The Rio Grande Valley is unique in many ways, as residents are well aware. In addition to the culture, environment and wildlife that can hardly be found anywhere else, the Valley’s location on the border has made its people and officials accustomed to the presence of federal law enforcement.
That’s a good thing in these unusual times, especially with the recent deployment of Navy personnel to help the region deal with the COVID-19 pandemic that continues to affect many local residents.
According to the Texas Tribune, medical professionals from the U.S. Navy have been sent to Harlingen, Rio Grande City, Eagle Pass and Del Rio, where cases of COVID-19 continue to rise. The White House Coronavirus Task Force has designated nearly half of the state’s counties as “red zones,” or pandemic hot spots. The crisis in the Valley has grown to the point of drawing national attention.

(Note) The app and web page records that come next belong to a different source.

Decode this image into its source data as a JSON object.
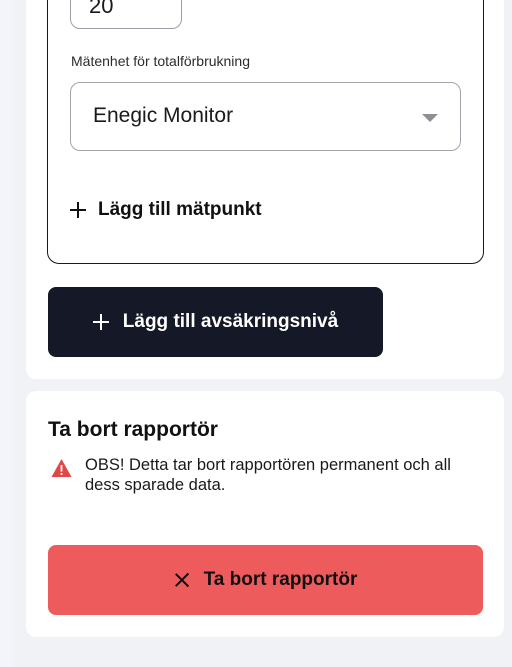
{
  "form": {
    "number_value": "20",
    "unit_label": "Mätenhet för totalförbrukning",
    "unit_selected": "Enegic Monitor",
    "add_point_label": "Lägg till mätpunkt",
    "add_level_label": "Lägg till avsäkringsnivå"
  },
  "remove": {
    "title": "Ta bort rapportör",
    "warning": "OBS! Detta tar bort rapportören permanent och all dess sparade data.",
    "button_label": "Ta bort rapportör"
  },
  "icons": {
    "add": "plus-icon",
    "dropdown": "chevron-down-icon",
    "warning": "warning-triangle-icon",
    "close": "close-icon"
  },
  "colors": {
    "dark_button": "#151826",
    "danger_button": "#ee5b5d",
    "warning_icon": "#e04848"
  }
}
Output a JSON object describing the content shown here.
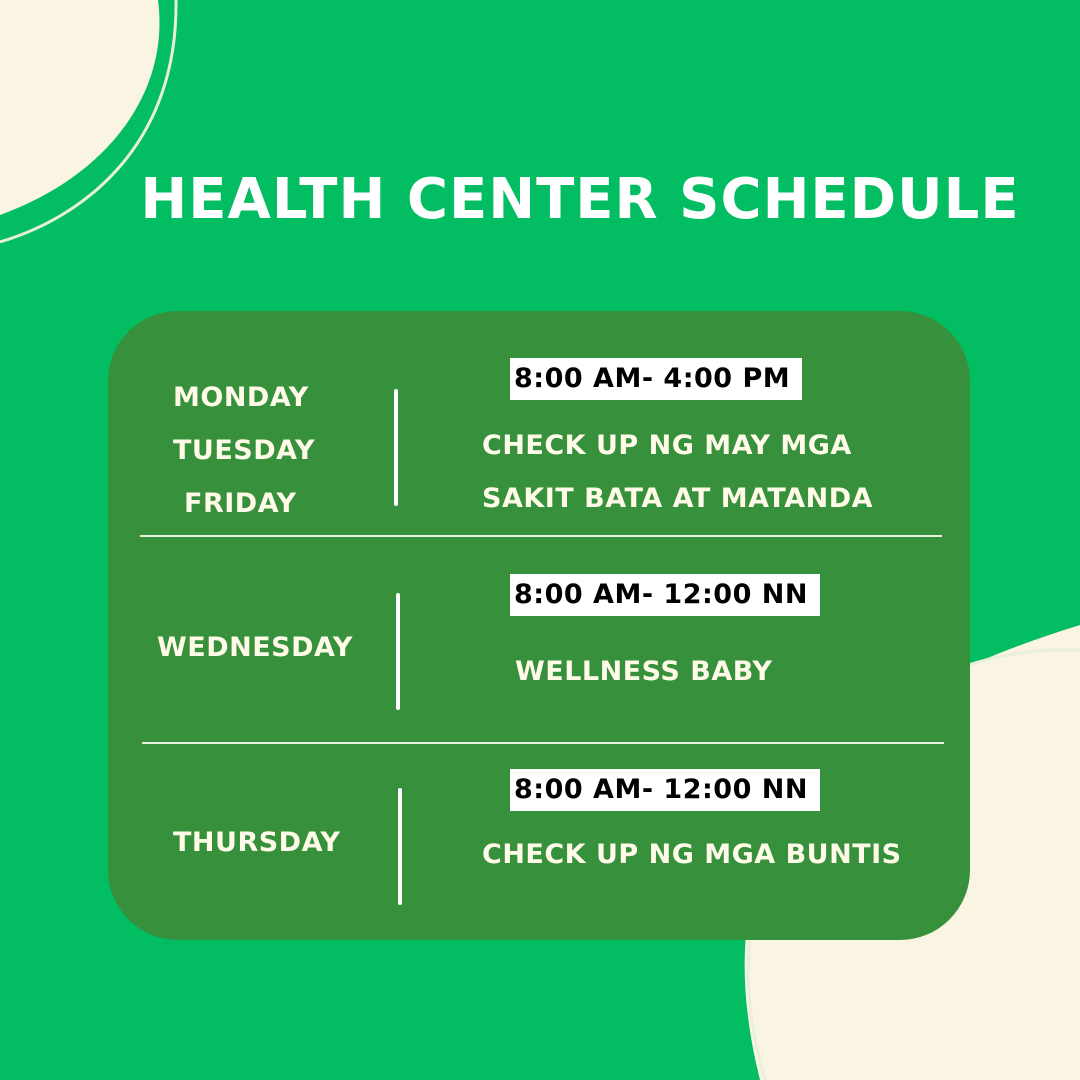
{
  "title": "HEALTH CENTER SCHEDULE",
  "colors": {
    "background": "#02bd61",
    "card": "#36903c",
    "blob": "#faf4e2",
    "time_badge": "#ffffff",
    "text": "#fffbe8"
  },
  "schedule": [
    {
      "days": [
        "MONDAY",
        "TUESDAY",
        "FRIDAY"
      ],
      "time": "8:00 AM- 4:00 PM",
      "description": [
        "CHECK UP NG MAY MGA",
        "SAKIT BATA AT MATANDA"
      ]
    },
    {
      "days": [
        "WEDNESDAY"
      ],
      "time": "8:00 AM- 12:00 NN",
      "description": [
        "WELLNESS BABY"
      ]
    },
    {
      "days": [
        "THURSDAY"
      ],
      "time": "8:00 AM- 12:00 NN",
      "description": [
        "CHECK UP NG MGA BUNTIS"
      ]
    }
  ]
}
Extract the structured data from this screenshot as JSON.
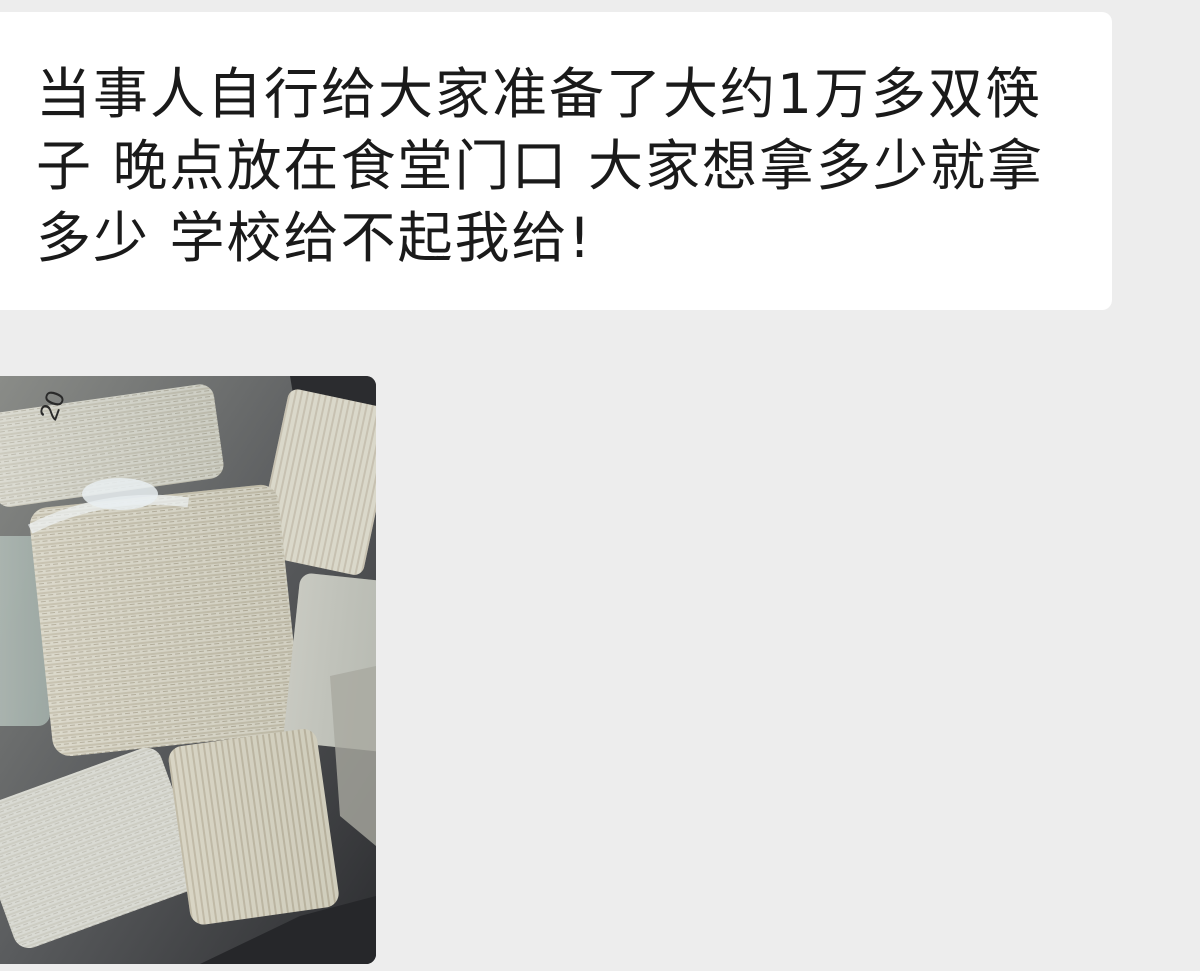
{
  "chat": {
    "message_text": "当事人自行给大家准备了大约1万多双筷子 晚点放在食堂门口 大家想拿多少就拿多少 学校给不起我给!",
    "photo": {
      "description_icon": "photo-bundled-chopsticks-icon",
      "handwritten_label": "20"
    }
  },
  "colors": {
    "background": "#ededed",
    "bubble": "#ffffff",
    "text": "#1a1a1a"
  }
}
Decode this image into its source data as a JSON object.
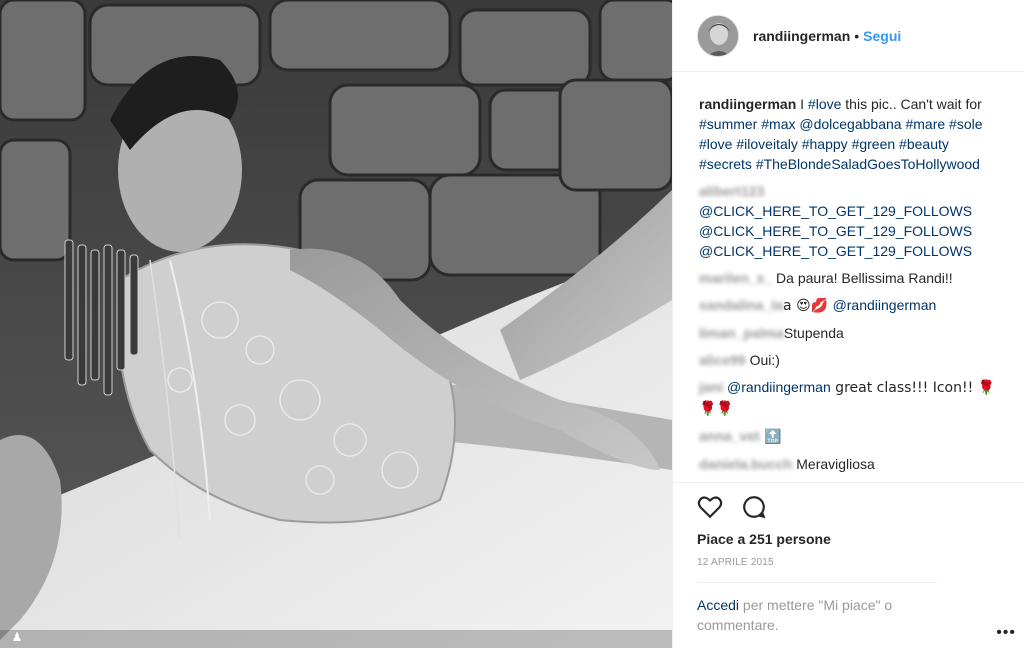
{
  "post": {
    "username": "randiingerman",
    "separator": "•",
    "follow_label": "Segui"
  },
  "caption": {
    "username": "randiingerman",
    "parts": [
      " I ",
      "#love",
      " this pic.. Can't wait for ",
      "#summer",
      " ",
      "#max",
      " ",
      "@dolcegabbana",
      " ",
      "#mare",
      " ",
      "#sole",
      " ",
      "#love",
      " ",
      "#iloveitaly",
      " ",
      "#happy",
      " ",
      "#green",
      " ",
      "#beauty",
      " ",
      "#secrets",
      " ",
      "#TheBlondeSaladGoesToHollywood"
    ]
  },
  "comments": [
    {
      "user": "alibert123",
      "mention": "@CLICK_HERE_TO_GET_129_FOLLOWS @CLICK_HERE_TO_GET_129_FOLLOWS @CLICK_HERE_TO_GET_129_FOLLOWS",
      "text": ""
    },
    {
      "user": "marilen_s_",
      "text": " Da paura! Bellissima Randi!!",
      "mention": ""
    },
    {
      "user": "sandalina_la",
      "text": "a 😍💋 ",
      "mention": "@randiingerman"
    },
    {
      "user": "liman_palma",
      "text": "Stupenda",
      "mention": ""
    },
    {
      "user": "alice99",
      "text": " Oui:)",
      "mention": ""
    },
    {
      "user": "jani",
      "mention": "@randiingerman",
      "text": " great class!!! Icon!! 🌹🌹🌹"
    },
    {
      "user": "anna_vet",
      "text": " 🔝",
      "mention": ""
    },
    {
      "user": "daniela.bucch",
      "text": " Meravigliosa",
      "mention": ""
    }
  ],
  "likes_text": "Piace a 251 persone",
  "date_text": "12 APRILE 2015",
  "login": {
    "link": "Accedi",
    "rest": " per mettere \"Mi piace\" o commentare."
  },
  "more_label": "•••",
  "icons": {
    "heart": "heart-icon",
    "comment": "comment-icon",
    "corner": "user-tag-icon"
  }
}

The use of federal military personnel to address civil unrest in Minnesota and Oregon and the announced deployment of military troops to patrol Chicago and other cities has raised concerns among many Americans. The Valley, however, has long had a significant federal presence with DEA, FBI, USDA, immigration, customs and border protection officers. Federal and National Guard troops have been deployed here to help patrol the border, and National Guard personnel routinely come to the area as part of Operation Lone Star to help administer health checks and vaccinations to prepare children for the school year.
Most recently, guardsmen and women came to the Valley in May to help clean and disinfect local nursing homes and other facilities that had suffered major coronavirus outbreaks.
Our familiarity with military and Guard personnel — especially with the very idea of having them among us — probably reduces the potential for the kind of resentment the Navy personnel might arouse in other areas.
Certainly, South Texas residents support our nation’s military; it’s no secret that a significant percentage of Valley natives volunteer for military service, and we have a significant population of proud veterans. We see the incoming Navy personnel not as an occupying force, but as fellow Americans who have come to help us address a local, and national, crisis.
Our familiarity with past deployments has enabled us to recognize that they are fellow Americans, just like our sons and daughters who might be enlisted in naval or other military forces. They are here to do a job, and we both need and appreciate the effort.
Certainly, the benign operation differs from the troop presence in the cities listed above; those deployments lend themselves to controversy and opposition. It’s unfortunate that the pandemic has hit the Valley hard enough to require this kind of assistance, but we’re grateful that the assistance has been sent.
Like the dedicated men and women who have come here in military previous deployments, we trust the current teams of naval professionals will encounter the kind of hospitality for which the Valley is known, and receive all the respect and assistance they need to help us during this difficult time.